Peter Weiss, the President and Founder of Spartan Space, informed the audience about analogue locations and training for future space missions. The company primarily provides access to space simulation facilities imitating extreme environments, such as a vacuum chamber called “Dusty” in Luxembourg for practicing lunar surface exploration. Peter Weiss briefly outlined the stages of NASA’s ARTEMIS mission, which aims to have a sustainable presence on the Moon in preparation for Mars missions, and also discussed the challenges arising in connection with the discovery of the lunar Southpole. Competence development covers activities such as sample acquisition, analysis, storage and return, as well as the installation of various instruments and infrastructure such as power generation units and radiation shields. The head of Spartan Space specifically touched on the importance of analogue sites, whether natural or artificial, and, according to him, the most important thing is to imitate the live situation by allowing to simulate a specific state in space for the purpose of testing a geological project or the lunar evacuation system. Peter Weiss went on to say that Hungary also has diverse and promising analogue locations, the cataloging and on-site clarifying of which is taking place within the framework of a project led by Semmelweis University and financed by the ESA.

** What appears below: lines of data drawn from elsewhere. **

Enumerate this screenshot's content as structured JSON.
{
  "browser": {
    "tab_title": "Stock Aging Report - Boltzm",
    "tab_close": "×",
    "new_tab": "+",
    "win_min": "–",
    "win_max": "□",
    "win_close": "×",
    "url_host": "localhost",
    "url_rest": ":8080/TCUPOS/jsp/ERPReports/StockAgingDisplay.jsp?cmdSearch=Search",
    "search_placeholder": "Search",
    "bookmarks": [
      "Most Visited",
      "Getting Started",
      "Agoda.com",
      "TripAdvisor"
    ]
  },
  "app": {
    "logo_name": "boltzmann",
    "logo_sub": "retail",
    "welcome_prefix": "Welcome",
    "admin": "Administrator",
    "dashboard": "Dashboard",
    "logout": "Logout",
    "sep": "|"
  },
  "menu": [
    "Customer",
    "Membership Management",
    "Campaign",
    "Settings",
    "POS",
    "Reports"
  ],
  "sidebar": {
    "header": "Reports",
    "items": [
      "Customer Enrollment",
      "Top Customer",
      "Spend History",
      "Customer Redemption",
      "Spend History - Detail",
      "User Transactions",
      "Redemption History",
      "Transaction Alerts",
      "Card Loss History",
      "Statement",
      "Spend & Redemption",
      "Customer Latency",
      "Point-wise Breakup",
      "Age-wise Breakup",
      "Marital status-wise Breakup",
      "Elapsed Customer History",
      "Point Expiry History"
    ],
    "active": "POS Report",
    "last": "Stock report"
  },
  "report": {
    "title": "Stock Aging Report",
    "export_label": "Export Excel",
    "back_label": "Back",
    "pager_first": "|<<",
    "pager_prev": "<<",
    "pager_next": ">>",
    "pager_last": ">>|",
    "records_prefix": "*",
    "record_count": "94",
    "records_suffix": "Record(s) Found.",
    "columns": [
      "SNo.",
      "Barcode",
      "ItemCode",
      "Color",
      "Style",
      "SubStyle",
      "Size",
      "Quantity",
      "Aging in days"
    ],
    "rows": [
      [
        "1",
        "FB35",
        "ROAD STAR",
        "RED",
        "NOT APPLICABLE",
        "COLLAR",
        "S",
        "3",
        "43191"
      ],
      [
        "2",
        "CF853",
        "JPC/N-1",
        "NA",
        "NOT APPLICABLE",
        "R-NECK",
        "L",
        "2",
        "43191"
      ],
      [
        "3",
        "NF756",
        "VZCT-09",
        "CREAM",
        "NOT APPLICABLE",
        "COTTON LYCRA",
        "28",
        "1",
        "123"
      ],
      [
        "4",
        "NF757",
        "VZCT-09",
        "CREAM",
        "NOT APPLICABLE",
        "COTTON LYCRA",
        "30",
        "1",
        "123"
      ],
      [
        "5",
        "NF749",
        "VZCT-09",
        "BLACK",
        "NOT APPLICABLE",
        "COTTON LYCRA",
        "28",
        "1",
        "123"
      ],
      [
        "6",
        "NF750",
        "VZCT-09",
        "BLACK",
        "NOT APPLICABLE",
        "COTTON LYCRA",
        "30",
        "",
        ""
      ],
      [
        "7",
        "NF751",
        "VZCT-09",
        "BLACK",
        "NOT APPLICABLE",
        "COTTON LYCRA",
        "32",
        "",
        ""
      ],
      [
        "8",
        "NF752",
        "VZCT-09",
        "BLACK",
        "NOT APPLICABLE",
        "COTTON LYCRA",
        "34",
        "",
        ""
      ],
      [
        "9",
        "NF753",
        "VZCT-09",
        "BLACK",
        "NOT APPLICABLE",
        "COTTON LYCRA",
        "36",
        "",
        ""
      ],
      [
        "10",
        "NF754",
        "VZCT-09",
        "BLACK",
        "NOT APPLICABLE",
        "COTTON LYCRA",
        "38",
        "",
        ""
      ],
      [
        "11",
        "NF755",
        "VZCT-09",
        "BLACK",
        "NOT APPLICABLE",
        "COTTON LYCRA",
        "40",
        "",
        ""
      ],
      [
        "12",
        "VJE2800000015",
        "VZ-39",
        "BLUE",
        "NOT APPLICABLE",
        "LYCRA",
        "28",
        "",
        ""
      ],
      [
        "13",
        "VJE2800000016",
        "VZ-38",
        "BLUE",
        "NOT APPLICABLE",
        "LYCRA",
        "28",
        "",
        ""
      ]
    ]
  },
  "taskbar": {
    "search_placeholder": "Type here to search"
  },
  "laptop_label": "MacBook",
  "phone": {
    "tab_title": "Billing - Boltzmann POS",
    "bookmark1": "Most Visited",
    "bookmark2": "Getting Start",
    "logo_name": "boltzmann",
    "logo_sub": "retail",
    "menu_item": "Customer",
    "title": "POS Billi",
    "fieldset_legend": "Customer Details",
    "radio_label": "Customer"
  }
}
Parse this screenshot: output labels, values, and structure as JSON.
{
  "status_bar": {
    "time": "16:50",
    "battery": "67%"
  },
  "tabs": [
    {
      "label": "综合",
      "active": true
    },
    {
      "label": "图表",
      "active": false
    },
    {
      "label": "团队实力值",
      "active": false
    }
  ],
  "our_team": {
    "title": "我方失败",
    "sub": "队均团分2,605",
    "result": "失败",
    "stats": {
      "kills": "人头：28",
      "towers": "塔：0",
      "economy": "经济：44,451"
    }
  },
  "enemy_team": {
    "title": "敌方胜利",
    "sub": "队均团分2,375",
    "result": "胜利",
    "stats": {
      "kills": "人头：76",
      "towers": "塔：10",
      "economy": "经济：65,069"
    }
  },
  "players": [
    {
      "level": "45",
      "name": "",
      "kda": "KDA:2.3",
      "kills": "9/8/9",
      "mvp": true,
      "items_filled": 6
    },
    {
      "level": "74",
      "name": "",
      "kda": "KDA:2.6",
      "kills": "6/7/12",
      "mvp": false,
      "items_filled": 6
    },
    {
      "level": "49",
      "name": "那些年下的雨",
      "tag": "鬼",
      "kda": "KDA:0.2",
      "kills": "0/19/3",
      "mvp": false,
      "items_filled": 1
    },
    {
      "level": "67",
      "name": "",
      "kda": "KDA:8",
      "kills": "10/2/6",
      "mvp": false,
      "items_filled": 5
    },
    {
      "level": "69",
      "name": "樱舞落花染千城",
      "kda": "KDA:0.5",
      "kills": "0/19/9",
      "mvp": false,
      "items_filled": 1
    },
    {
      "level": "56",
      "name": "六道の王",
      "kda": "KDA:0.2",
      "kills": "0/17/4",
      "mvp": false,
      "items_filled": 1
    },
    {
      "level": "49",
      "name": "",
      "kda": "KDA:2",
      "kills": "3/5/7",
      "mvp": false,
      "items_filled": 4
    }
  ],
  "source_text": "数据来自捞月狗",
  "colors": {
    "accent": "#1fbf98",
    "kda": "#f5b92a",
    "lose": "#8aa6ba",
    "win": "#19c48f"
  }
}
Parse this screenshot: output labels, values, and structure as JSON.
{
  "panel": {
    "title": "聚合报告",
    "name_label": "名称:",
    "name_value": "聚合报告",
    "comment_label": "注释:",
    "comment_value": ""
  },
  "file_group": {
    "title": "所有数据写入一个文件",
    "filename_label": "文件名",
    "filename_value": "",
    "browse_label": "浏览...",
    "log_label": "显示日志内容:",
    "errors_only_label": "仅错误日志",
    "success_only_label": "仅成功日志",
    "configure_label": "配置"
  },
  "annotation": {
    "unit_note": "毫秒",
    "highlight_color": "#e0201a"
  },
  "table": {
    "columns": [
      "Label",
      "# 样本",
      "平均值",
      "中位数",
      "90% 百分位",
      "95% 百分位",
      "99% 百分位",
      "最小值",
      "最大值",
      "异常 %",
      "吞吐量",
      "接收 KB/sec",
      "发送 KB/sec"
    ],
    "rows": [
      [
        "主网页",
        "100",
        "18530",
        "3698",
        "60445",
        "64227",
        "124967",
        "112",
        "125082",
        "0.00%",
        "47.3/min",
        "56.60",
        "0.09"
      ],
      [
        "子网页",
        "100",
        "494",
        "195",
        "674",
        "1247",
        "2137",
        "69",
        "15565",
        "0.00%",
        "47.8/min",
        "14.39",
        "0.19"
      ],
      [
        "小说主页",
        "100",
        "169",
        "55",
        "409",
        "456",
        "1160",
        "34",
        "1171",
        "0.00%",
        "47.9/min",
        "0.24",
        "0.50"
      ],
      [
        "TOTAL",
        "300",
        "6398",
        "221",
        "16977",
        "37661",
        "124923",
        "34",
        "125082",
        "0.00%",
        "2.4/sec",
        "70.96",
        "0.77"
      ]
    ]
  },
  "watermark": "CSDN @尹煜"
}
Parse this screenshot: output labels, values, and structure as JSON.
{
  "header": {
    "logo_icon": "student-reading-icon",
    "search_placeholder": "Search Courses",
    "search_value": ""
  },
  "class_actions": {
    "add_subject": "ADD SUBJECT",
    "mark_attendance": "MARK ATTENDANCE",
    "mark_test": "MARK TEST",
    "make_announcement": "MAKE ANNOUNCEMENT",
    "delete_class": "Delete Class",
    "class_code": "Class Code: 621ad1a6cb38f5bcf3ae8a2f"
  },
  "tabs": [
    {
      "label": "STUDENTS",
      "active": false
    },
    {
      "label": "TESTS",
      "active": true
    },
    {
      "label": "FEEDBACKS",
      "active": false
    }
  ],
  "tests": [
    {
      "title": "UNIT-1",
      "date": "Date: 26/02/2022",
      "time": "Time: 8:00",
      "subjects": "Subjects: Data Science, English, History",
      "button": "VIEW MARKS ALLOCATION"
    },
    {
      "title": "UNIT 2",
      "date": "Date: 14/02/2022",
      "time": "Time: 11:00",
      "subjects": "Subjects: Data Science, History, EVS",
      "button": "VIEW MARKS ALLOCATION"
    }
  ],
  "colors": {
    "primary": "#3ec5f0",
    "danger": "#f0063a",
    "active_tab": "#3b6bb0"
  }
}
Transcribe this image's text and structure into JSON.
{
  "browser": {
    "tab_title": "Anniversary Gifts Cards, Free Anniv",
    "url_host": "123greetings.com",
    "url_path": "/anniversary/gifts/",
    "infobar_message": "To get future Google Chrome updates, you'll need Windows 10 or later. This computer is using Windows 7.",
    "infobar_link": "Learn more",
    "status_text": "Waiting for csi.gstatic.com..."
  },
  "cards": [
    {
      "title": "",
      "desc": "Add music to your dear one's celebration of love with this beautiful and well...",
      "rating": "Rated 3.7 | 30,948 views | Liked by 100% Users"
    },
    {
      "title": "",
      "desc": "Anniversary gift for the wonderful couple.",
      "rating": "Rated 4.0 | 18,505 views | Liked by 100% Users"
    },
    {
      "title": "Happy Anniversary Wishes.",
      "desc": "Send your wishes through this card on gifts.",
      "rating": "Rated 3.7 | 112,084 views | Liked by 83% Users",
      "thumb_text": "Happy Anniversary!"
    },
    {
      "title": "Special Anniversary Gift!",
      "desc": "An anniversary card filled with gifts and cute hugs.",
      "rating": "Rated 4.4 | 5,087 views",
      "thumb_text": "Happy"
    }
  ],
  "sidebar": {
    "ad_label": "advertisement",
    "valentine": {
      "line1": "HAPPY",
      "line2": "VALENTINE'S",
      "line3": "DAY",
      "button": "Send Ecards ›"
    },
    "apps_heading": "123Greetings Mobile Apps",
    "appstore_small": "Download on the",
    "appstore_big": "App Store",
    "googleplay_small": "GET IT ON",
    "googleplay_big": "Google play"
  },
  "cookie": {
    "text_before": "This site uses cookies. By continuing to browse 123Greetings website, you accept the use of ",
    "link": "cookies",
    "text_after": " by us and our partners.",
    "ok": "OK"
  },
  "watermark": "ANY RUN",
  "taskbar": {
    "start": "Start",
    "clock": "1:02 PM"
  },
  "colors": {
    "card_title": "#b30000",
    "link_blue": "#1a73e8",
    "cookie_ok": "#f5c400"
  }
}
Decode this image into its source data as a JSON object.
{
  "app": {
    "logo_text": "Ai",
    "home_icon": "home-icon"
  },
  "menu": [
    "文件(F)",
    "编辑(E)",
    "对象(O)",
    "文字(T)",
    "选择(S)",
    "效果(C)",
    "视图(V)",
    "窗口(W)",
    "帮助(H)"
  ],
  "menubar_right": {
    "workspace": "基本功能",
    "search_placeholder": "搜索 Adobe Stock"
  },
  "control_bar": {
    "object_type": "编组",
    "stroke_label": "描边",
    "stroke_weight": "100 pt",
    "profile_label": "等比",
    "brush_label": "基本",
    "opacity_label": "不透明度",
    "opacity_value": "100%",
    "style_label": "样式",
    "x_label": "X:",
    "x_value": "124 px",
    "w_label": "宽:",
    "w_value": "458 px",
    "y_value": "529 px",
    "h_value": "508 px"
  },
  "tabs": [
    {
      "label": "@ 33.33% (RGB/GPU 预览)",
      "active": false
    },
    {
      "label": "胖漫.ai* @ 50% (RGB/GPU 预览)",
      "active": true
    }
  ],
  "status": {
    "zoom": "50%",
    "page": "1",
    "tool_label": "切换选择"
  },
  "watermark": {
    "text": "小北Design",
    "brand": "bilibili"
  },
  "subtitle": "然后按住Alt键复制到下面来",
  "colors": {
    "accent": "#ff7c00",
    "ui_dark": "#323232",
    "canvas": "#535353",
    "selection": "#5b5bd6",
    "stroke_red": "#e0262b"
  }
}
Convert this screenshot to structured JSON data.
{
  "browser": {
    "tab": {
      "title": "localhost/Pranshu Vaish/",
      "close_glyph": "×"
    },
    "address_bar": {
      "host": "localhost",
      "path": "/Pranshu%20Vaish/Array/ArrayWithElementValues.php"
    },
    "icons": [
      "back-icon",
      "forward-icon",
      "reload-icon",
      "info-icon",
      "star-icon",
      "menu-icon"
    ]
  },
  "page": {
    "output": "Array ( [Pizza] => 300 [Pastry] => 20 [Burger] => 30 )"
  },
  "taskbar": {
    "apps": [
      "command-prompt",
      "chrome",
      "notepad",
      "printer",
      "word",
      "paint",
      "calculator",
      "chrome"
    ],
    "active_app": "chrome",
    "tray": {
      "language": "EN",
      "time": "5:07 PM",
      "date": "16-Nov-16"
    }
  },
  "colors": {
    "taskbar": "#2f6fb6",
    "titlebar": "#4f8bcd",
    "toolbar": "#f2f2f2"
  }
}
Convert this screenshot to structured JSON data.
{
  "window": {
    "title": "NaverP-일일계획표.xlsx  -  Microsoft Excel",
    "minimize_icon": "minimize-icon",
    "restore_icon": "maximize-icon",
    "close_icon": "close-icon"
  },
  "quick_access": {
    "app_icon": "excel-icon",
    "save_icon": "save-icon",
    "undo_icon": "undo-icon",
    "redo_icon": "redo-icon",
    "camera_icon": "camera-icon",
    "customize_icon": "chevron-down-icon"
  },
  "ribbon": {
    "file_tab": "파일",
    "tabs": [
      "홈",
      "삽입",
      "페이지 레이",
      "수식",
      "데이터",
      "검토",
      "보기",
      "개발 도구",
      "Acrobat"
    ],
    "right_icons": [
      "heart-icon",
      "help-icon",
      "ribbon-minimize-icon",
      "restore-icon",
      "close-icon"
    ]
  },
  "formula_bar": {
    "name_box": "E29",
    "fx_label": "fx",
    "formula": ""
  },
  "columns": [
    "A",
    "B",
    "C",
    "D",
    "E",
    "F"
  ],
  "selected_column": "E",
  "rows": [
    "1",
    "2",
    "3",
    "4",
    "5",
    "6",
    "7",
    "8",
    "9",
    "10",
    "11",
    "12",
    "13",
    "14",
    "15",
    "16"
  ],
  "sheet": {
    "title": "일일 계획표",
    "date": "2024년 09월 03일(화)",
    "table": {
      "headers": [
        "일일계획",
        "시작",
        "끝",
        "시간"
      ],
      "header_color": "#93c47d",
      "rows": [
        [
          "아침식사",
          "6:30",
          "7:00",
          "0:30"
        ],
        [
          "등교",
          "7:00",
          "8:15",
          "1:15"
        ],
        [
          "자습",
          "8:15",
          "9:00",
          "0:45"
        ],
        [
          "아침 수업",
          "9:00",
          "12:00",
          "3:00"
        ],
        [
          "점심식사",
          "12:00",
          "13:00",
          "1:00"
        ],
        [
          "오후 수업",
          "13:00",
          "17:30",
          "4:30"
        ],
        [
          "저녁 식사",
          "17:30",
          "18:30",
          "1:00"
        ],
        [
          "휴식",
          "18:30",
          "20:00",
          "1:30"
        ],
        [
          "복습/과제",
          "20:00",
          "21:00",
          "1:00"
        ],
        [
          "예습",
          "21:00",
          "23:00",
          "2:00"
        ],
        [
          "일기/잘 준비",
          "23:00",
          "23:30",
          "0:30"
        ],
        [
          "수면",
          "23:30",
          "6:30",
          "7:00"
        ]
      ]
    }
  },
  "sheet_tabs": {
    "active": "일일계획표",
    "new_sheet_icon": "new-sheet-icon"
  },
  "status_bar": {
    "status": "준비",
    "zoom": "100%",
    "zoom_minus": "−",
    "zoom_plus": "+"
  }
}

The inspiring nature of space research is attractive to many young people, and as a result, this year three PhD students will start their research in this topic, said Dr. Péter Ferdinandy, the university’s Vice-Rector for Science and Innovations, emphasizing that research carried out in space conditions can also be used in life on Earth.

The university’s participation in space-themed projects has enabled fast-paced, targeted ecosystem development, i.e. a network of several partner companies, research institutes, space agencies, and funding entities has been formed over the past two years, according to Dr. Renáta Papp, Director responsible for business development of the RDI.



Following the pre-selection of more than 240 applicants, in the summer of 2022, Semmelweis University chose the best 8 astronaut candidates from among 25 people, for which the institution developed a protocol incorporating the guidelines of the ESA and the American National Aeronautics and Space Administration (NASA). As part of this, ophthalmology, dentistry, ear-nose-throat, cardiology, psychological-psychiatry, and gastroenterology examinations were carried out at the institution’s clinics. The microgravity environment also puts a healthy organism to the test due to the fact that the fluid spaces in space are rearranged, therefore, for example, astronauts’ faces swell, moreover, the sense of balance, the functioning of the intestinal and the immune systems change, and bone and muscle tissue breaks down. Based on the medical examinations carried out at Semmelweis University, the astronaut candidates who met the requirements received the “passed” qualification of the ESA Medical Committee.

In the third phase of the selection process, the university’s psychiatrists and psychologists performed a detailed psychological analysis, assessed the candidates’ technical and scientific skills, and the applicants received training in telemedicine and resuscitation at the Városmajor Heart and Vascular Centre. In the end, 4 astronaut candidates remained in the running. Semmelweis University took an active part in the evaluation of their results and in setting up the final order, and this year they started training the selected ones according to international standards.

Currently, the 4 astronaut candidates’ (Gyula Cserényi, Tibor Kapu, dr. Ádám Schlégl and András Szakály) physical training is taking place, the aim of which is to improve cardiovascular endurance, muscle strength and neuromuscular coordination. As part of this, the candidates perform special physical training along with following a personalized diet. In the meantime, they take part in periodic health status assessments, physical, biomechanical, and psychological tests, and their spiritual support and the development of their psychological abilities are also continuous.

Directorate of Communication
Translation: Mária Sánta
Photo: Bálint Barta – Semmelweis University